■ Data supplied ■
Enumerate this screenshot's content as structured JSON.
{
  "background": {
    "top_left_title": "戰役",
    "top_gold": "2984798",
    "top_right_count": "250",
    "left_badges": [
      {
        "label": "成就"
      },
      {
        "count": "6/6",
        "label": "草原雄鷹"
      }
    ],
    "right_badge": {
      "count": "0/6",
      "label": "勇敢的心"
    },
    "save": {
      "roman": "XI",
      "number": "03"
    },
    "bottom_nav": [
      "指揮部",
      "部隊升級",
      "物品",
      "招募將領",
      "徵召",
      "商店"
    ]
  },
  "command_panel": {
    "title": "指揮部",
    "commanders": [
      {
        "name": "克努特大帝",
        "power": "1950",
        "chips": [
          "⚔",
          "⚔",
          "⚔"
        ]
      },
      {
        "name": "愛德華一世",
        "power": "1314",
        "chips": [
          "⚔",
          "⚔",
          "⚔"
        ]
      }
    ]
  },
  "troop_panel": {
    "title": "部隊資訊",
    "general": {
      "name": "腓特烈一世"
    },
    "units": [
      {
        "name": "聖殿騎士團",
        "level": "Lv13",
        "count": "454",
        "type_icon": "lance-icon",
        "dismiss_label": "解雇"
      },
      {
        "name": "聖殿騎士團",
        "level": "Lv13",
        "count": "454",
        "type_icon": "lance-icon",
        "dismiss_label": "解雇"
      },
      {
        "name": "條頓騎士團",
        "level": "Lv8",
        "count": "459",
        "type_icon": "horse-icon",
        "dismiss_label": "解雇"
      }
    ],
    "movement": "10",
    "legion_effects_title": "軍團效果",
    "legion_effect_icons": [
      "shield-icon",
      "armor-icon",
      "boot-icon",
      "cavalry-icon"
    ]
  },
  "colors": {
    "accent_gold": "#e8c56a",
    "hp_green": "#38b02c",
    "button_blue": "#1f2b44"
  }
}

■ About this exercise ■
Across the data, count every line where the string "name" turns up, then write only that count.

■ The completed task ■
6